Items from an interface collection
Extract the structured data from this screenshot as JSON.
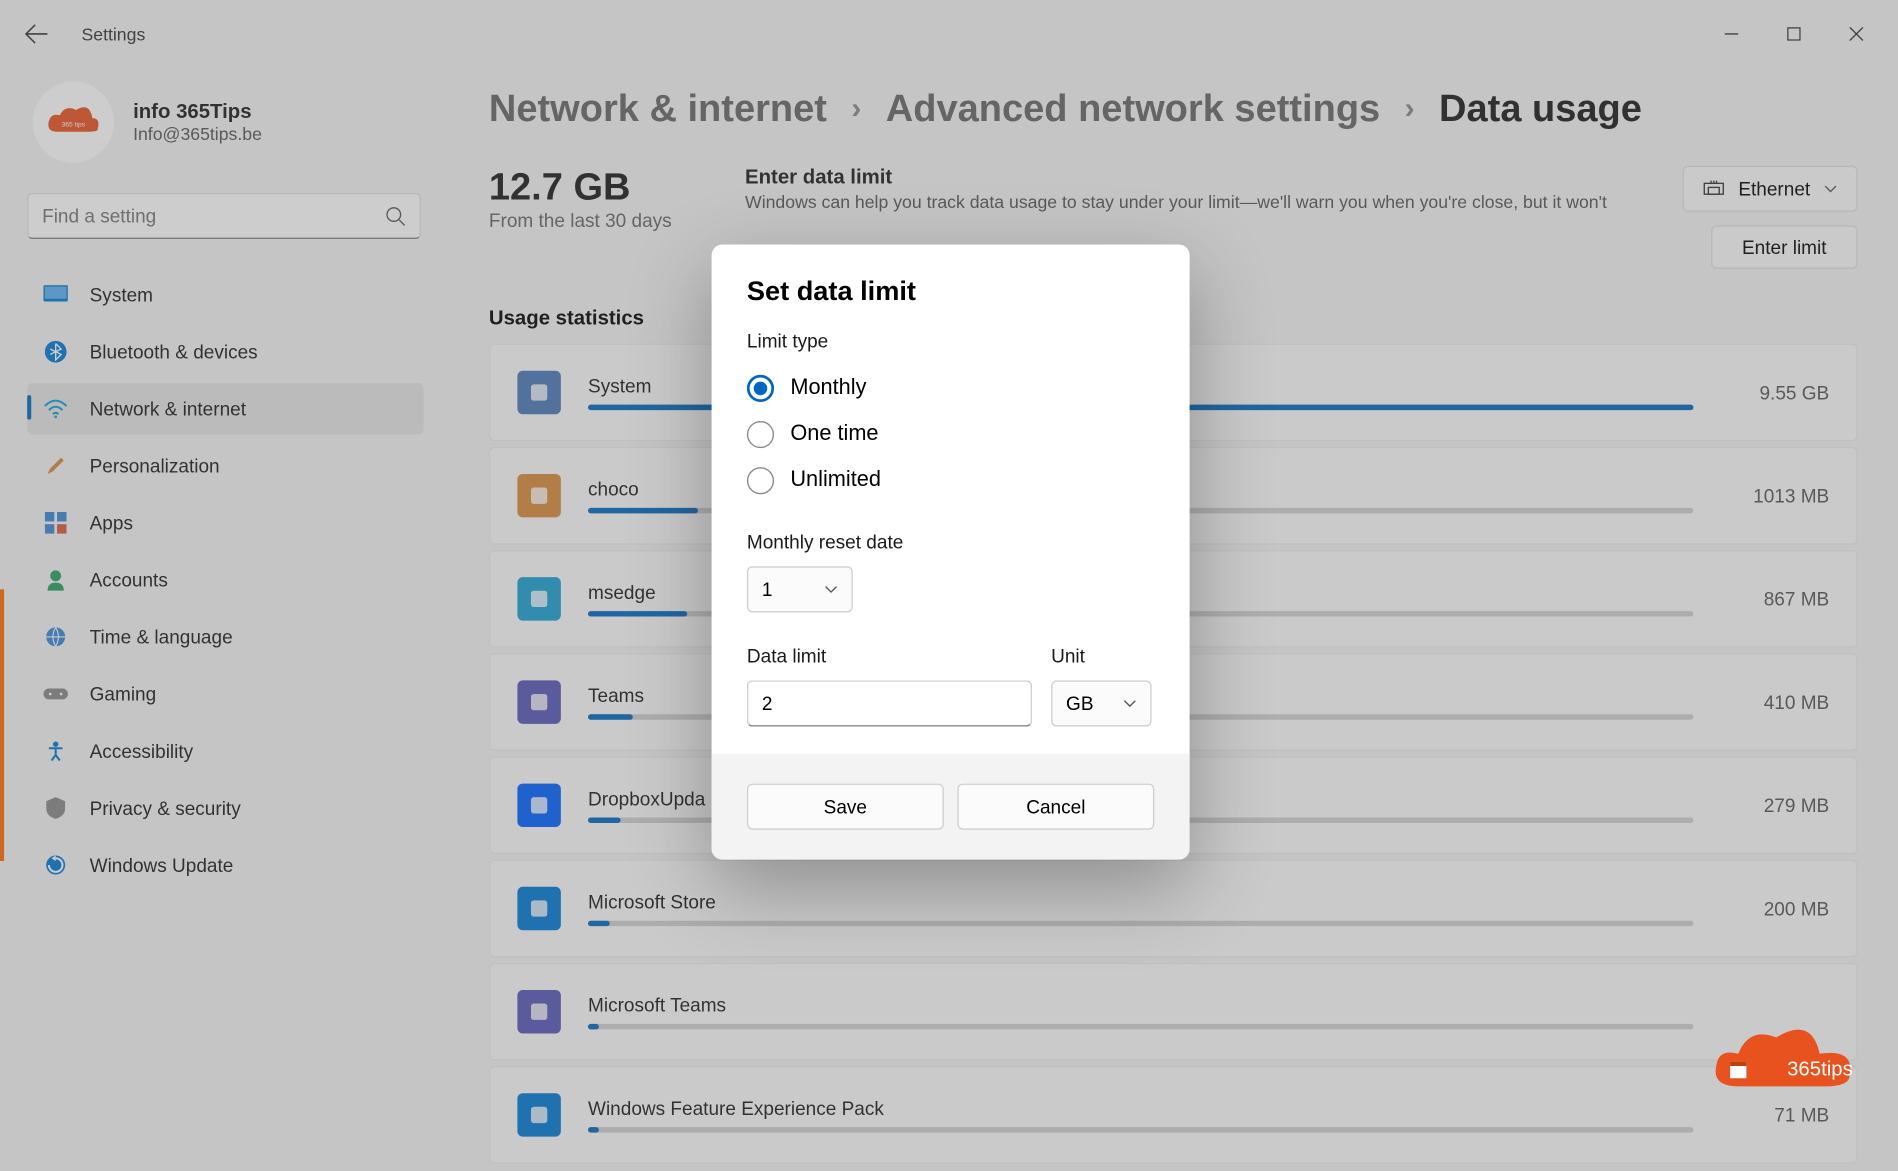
{
  "window": {
    "title": "Settings"
  },
  "profile": {
    "name": "info 365Tips",
    "email": "Info@365tips.be"
  },
  "search": {
    "placeholder": "Find a setting"
  },
  "nav": [
    {
      "label": "System",
      "active": false
    },
    {
      "label": "Bluetooth & devices",
      "active": false
    },
    {
      "label": "Network & internet",
      "active": true
    },
    {
      "label": "Personalization",
      "active": false
    },
    {
      "label": "Apps",
      "active": false
    },
    {
      "label": "Accounts",
      "active": false
    },
    {
      "label": "Time & language",
      "active": false
    },
    {
      "label": "Gaming",
      "active": false
    },
    {
      "label": "Accessibility",
      "active": false
    },
    {
      "label": "Privacy & security",
      "active": false
    },
    {
      "label": "Windows Update",
      "active": false
    }
  ],
  "breadcrumb": {
    "l1": "Network & internet",
    "l2": "Advanced network settings",
    "l3": "Data usage"
  },
  "summary": {
    "total": "12.7 GB",
    "period": "From the last 30 days",
    "limit_title": "Enter data limit",
    "limit_text": "Windows can help you track data usage to stay under your limit—we'll warn you when you're close, but it won't",
    "connection": "Ethernet",
    "enter_limit": "Enter limit"
  },
  "stats_title": "Usage statistics",
  "apps": [
    {
      "name": "System",
      "size": "9.55 GB",
      "pct": 100
    },
    {
      "name": "choco",
      "size": "1013 MB",
      "pct": 10
    },
    {
      "name": "msedge",
      "size": "867 MB",
      "pct": 9
    },
    {
      "name": "Teams",
      "size": "410 MB",
      "pct": 4
    },
    {
      "name": "DropboxUpda",
      "size": "279 MB",
      "pct": 3
    },
    {
      "name": "Microsoft Store",
      "size": "200 MB",
      "pct": 2
    },
    {
      "name": "Microsoft Teams",
      "size": "",
      "pct": 1
    },
    {
      "name": "Windows Feature Experience Pack",
      "size": "71 MB",
      "pct": 1
    }
  ],
  "modal": {
    "title": "Set data limit",
    "limit_type_label": "Limit type",
    "options": {
      "monthly": "Monthly",
      "onetime": "One time",
      "unlimited": "Unlimited"
    },
    "reset_label": "Monthly reset date",
    "reset_value": "1",
    "data_limit_label": "Data limit",
    "data_limit_value": "2",
    "unit_label": "Unit",
    "unit_value": "GB",
    "save": "Save",
    "cancel": "Cancel"
  },
  "brand": {
    "text": "365tips"
  }
}
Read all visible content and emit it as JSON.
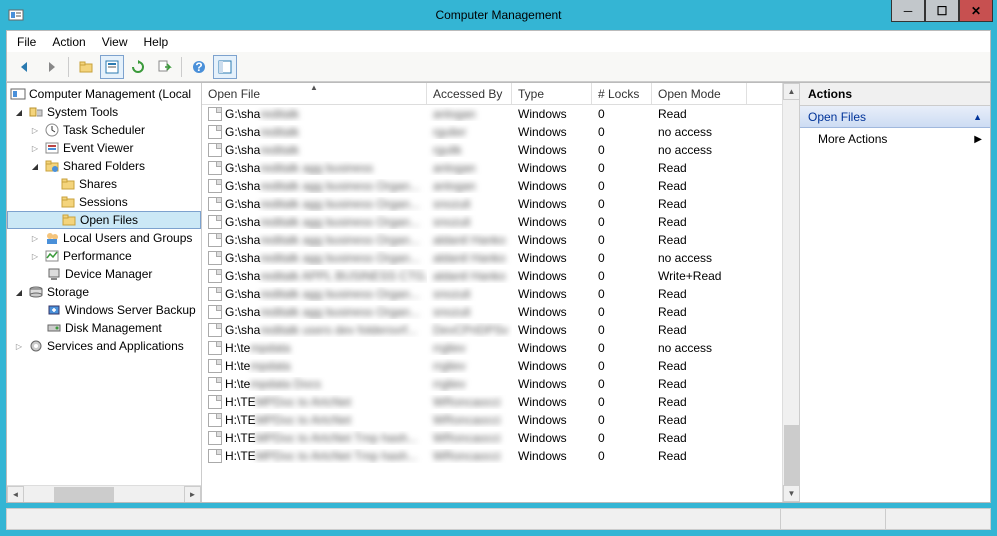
{
  "window": {
    "title": "Computer Management"
  },
  "menu": {
    "file": "File",
    "action": "Action",
    "view": "View",
    "help": "Help"
  },
  "tree": {
    "root": "Computer Management (Local",
    "system_tools": "System Tools",
    "task_scheduler": "Task Scheduler",
    "event_viewer": "Event Viewer",
    "shared_folders": "Shared Folders",
    "shares": "Shares",
    "sessions": "Sessions",
    "open_files": "Open Files",
    "local_users": "Local Users and Groups",
    "performance": "Performance",
    "device_manager": "Device Manager",
    "storage": "Storage",
    "ws_backup": "Windows Server Backup",
    "disk_mgmt": "Disk Management",
    "services": "Services and Applications"
  },
  "columns": {
    "open_file": "Open File",
    "accessed_by": "Accessed By",
    "type": "Type",
    "locks": "# Locks",
    "open_mode": "Open Mode"
  },
  "rows": [
    {
      "file": "G:\\sha",
      "file_blur": "reditalk",
      "by_blur": "anlogan",
      "type": "Windows",
      "locks": "0",
      "mode": "Read"
    },
    {
      "file": "G:\\sha",
      "file_blur": "reditalk",
      "by_blur": "rgulier",
      "type": "Windows",
      "locks": "0",
      "mode": "no access"
    },
    {
      "file": "G:\\sha",
      "file_blur": "reditalk",
      "by_blur": "rgulik",
      "type": "Windows",
      "locks": "0",
      "mode": "no access"
    },
    {
      "file": "G:\\sha",
      "file_blur": "reditalk agg business",
      "by_blur": "anlogan",
      "type": "Windows",
      "locks": "0",
      "mode": "Read"
    },
    {
      "file": "G:\\sha",
      "file_blur": "reditalk agg business Organ...",
      "by_blur": "anlogan",
      "type": "Windows",
      "locks": "0",
      "mode": "Read"
    },
    {
      "file": "G:\\sha",
      "file_blur": "reditalk agg business Organ...",
      "by_blur": "snozuli",
      "type": "Windows",
      "locks": "0",
      "mode": "Read"
    },
    {
      "file": "G:\\sha",
      "file_blur": "reditalk agg business Organ...",
      "by_blur": "snozuli",
      "type": "Windows",
      "locks": "0",
      "mode": "Read"
    },
    {
      "file": "G:\\sha",
      "file_blur": "reditalk agg business Organ...",
      "by_blur": "aldanil Hanko",
      "type": "Windows",
      "locks": "0",
      "mode": "Read"
    },
    {
      "file": "G:\\sha",
      "file_blur": "reditalk agg business Organ...",
      "by_blur": "aldanil Hanko",
      "type": "Windows",
      "locks": "0",
      "mode": "no access"
    },
    {
      "file": "G:\\sha",
      "file_blur": "reditalk APPL BUSINESS CTG...",
      "by_blur": "aldanil Hanko",
      "type": "Windows",
      "locks": "0",
      "mode": "Write+Read"
    },
    {
      "file": "G:\\sha",
      "file_blur": "reditalk agg business Organ...",
      "by_blur": "snozuli",
      "type": "Windows",
      "locks": "0",
      "mode": "Read"
    },
    {
      "file": "G:\\sha",
      "file_blur": "reditalk agg business Organ...",
      "by_blur": "snozuli",
      "type": "Windows",
      "locks": "0",
      "mode": "Read"
    },
    {
      "file": "G:\\sha",
      "file_blur": "reditalk users dev foldersvrf...",
      "by_blur": "DevCPriDPSv",
      "type": "Windows",
      "locks": "0",
      "mode": "Read"
    },
    {
      "file": "H:\\te",
      "file_blur": "mpdata",
      "by_blur": "rrgliev",
      "type": "Windows",
      "locks": "0",
      "mode": "no access"
    },
    {
      "file": "H:\\te",
      "file_blur": "mpdata",
      "by_blur": "rrgliev",
      "type": "Windows",
      "locks": "0",
      "mode": "Read"
    },
    {
      "file": "H:\\te",
      "file_blur": "mpdata Docs",
      "by_blur": "rrgliev",
      "type": "Windows",
      "locks": "0",
      "mode": "Read"
    },
    {
      "file": "H:\\TE",
      "file_blur": "MPDoc to ArtcNet",
      "by_blur": "WRoncaocci",
      "type": "Windows",
      "locks": "0",
      "mode": "Read"
    },
    {
      "file": "H:\\TE",
      "file_blur": "MPDoc to ArtcNet",
      "by_blur": "WRoncaocci",
      "type": "Windows",
      "locks": "0",
      "mode": "Read"
    },
    {
      "file": "H:\\TE",
      "file_blur": "MPDoc to ArtcNet Tmp hash...",
      "by_blur": "WRoncaocci",
      "type": "Windows",
      "locks": "0",
      "mode": "Read"
    },
    {
      "file": "H:\\TE",
      "file_blur": "MPDoc to ArtcNet Tmp hash...",
      "by_blur": "WRoncaocci",
      "type": "Windows",
      "locks": "0",
      "mode": "Read"
    }
  ],
  "actions": {
    "header": "Actions",
    "section": "Open Files",
    "more": "More Actions"
  }
}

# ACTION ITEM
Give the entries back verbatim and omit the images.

# RESPONSE FOR THIS EXERCISE
Extract the structured data from this screenshot as JSON.
{
  "window": {
    "title": "Settings"
  },
  "profile": {
    "name": "info 365Tips",
    "email": "Info@365tips.be"
  },
  "search": {
    "placeholder": "Find a setting"
  },
  "nav": [
    {
      "label": "System",
      "active": false
    },
    {
      "label": "Bluetooth & devices",
      "active": false
    },
    {
      "label": "Network & internet",
      "active": true
    },
    {
      "label": "Personalization",
      "active": false
    },
    {
      "label": "Apps",
      "active": false
    },
    {
      "label": "Accounts",
      "active": false
    },
    {
      "label": "Time & language",
      "active": false
    },
    {
      "label": "Gaming",
      "active": false
    },
    {
      "label": "Accessibility",
      "active": false
    },
    {
      "label": "Privacy & security",
      "active": false
    },
    {
      "label": "Windows Update",
      "active": false
    }
  ],
  "breadcrumb": {
    "l1": "Network & internet",
    "l2": "Advanced network settings",
    "l3": "Data usage"
  },
  "summary": {
    "total": "12.7 GB",
    "period": "From the last 30 days",
    "limit_title": "Enter data limit",
    "limit_text": "Windows can help you track data usage to stay under your limit—we'll warn you when you're close, but it won't",
    "connection": "Ethernet",
    "enter_limit": "Enter limit"
  },
  "stats_title": "Usage statistics",
  "apps": [
    {
      "name": "System",
      "size": "9.55 GB",
      "pct": 100
    },
    {
      "name": "choco",
      "size": "1013 MB",
      "pct": 10
    },
    {
      "name": "msedge",
      "size": "867 MB",
      "pct": 9
    },
    {
      "name": "Teams",
      "size": "410 MB",
      "pct": 4
    },
    {
      "name": "DropboxUpda",
      "size": "279 MB",
      "pct": 3
    },
    {
      "name": "Microsoft Store",
      "size": "200 MB",
      "pct": 2
    },
    {
      "name": "Microsoft Teams",
      "size": "",
      "pct": 1
    },
    {
      "name": "Windows Feature Experience Pack",
      "size": "71 MB",
      "pct": 1
    }
  ],
  "modal": {
    "title": "Set data limit",
    "limit_type_label": "Limit type",
    "options": {
      "monthly": "Monthly",
      "onetime": "One time",
      "unlimited": "Unlimited"
    },
    "reset_label": "Monthly reset date",
    "reset_value": "1",
    "data_limit_label": "Data limit",
    "data_limit_value": "2",
    "unit_label": "Unit",
    "unit_value": "GB",
    "save": "Save",
    "cancel": "Cancel"
  },
  "brand": {
    "text": "365tips"
  }
}
Read all visible content and emit it as JSON.
{
  "window": {
    "title": "Computer Management"
  },
  "menu": {
    "file": "File",
    "action": "Action",
    "view": "View",
    "help": "Help"
  },
  "tree": {
    "root": "Computer Management (Local",
    "system_tools": "System Tools",
    "task_scheduler": "Task Scheduler",
    "event_viewer": "Event Viewer",
    "shared_folders": "Shared Folders",
    "shares": "Shares",
    "sessions": "Sessions",
    "open_files": "Open Files",
    "local_users": "Local Users and Groups",
    "performance": "Performance",
    "device_manager": "Device Manager",
    "storage": "Storage",
    "ws_backup": "Windows Server Backup",
    "disk_mgmt": "Disk Management",
    "services": "Services and Applications"
  },
  "columns": {
    "open_file": "Open File",
    "accessed_by": "Accessed By",
    "type": "Type",
    "locks": "# Locks",
    "open_mode": "Open Mode"
  },
  "rows": [
    {
      "file": "G:\\sha",
      "file_blur": "reditalk",
      "by_blur": "anlogan",
      "type": "Windows",
      "locks": "0",
      "mode": "Read"
    },
    {
      "file": "G:\\sha",
      "file_blur": "reditalk",
      "by_blur": "rgulier",
      "type": "Windows",
      "locks": "0",
      "mode": "no access"
    },
    {
      "file": "G:\\sha",
      "file_blur": "reditalk",
      "by_blur": "rgulik",
      "type": "Windows",
      "locks": "0",
      "mode": "no access"
    },
    {
      "file": "G:\\sha",
      "file_blur": "reditalk agg business",
      "by_blur": "anlogan",
      "type": "Windows",
      "locks": "0",
      "mode": "Read"
    },
    {
      "file": "G:\\sha",
      "file_blur": "reditalk agg business Organ...",
      "by_blur": "anlogan",
      "type": "Windows",
      "locks": "0",
      "mode": "Read"
    },
    {
      "file": "G:\\sha",
      "file_blur": "reditalk agg business Organ...",
      "by_blur": "snozuli",
      "type": "Windows",
      "locks": "0",
      "mode": "Read"
    },
    {
      "file": "G:\\sha",
      "file_blur": "reditalk agg business Organ...",
      "by_blur": "snozuli",
      "type": "Windows",
      "locks": "0",
      "mode": "Read"
    },
    {
      "file": "G:\\sha",
      "file_blur": "reditalk agg business Organ...",
      "by_blur": "aldanil Hanko",
      "type": "Windows",
      "locks": "0",
      "mode": "Read"
    },
    {
      "file": "G:\\sha",
      "file_blur": "reditalk agg business Organ...",
      "by_blur": "aldanil Hanko",
      "type": "Windows",
      "locks": "0",
      "mode": "no access"
    },
    {
      "file": "G:\\sha",
      "file_blur": "reditalk APPL BUSINESS CTG...",
      "by_blur": "aldanil Hanko",
      "type": "Windows",
      "locks": "0",
      "mode": "Write+Read"
    },
    {
      "file": "G:\\sha",
      "file_blur": "reditalk agg business Organ...",
      "by_blur": "snozuli",
      "type": "Windows",
      "locks": "0",
      "mode": "Read"
    },
    {
      "file": "G:\\sha",
      "file_blur": "reditalk agg business Organ...",
      "by_blur": "snozuli",
      "type": "Windows",
      "locks": "0",
      "mode": "Read"
    },
    {
      "file": "G:\\sha",
      "file_blur": "reditalk users dev foldersvrf...",
      "by_blur": "DevCPriDPSv",
      "type": "Windows",
      "locks": "0",
      "mode": "Read"
    },
    {
      "file": "H:\\te",
      "file_blur": "mpdata",
      "by_blur": "rrgliev",
      "type": "Windows",
      "locks": "0",
      "mode": "no access"
    },
    {
      "file": "H:\\te",
      "file_blur": "mpdata",
      "by_blur": "rrgliev",
      "type": "Windows",
      "locks": "0",
      "mode": "Read"
    },
    {
      "file": "H:\\te",
      "file_blur": "mpdata Docs",
      "by_blur": "rrgliev",
      "type": "Windows",
      "locks": "0",
      "mode": "Read"
    },
    {
      "file": "H:\\TE",
      "file_blur": "MPDoc to ArtcNet",
      "by_blur": "WRoncaocci",
      "type": "Windows",
      "locks": "0",
      "mode": "Read"
    },
    {
      "file": "H:\\TE",
      "file_blur": "MPDoc to ArtcNet",
      "by_blur": "WRoncaocci",
      "type": "Windows",
      "locks": "0",
      "mode": "Read"
    },
    {
      "file": "H:\\TE",
      "file_blur": "MPDoc to ArtcNet Tmp hash...",
      "by_blur": "WRoncaocci",
      "type": "Windows",
      "locks": "0",
      "mode": "Read"
    },
    {
      "file": "H:\\TE",
      "file_blur": "MPDoc to ArtcNet Tmp hash...",
      "by_blur": "WRoncaocci",
      "type": "Windows",
      "locks": "0",
      "mode": "Read"
    }
  ],
  "actions": {
    "header": "Actions",
    "section": "Open Files",
    "more": "More Actions"
  }
}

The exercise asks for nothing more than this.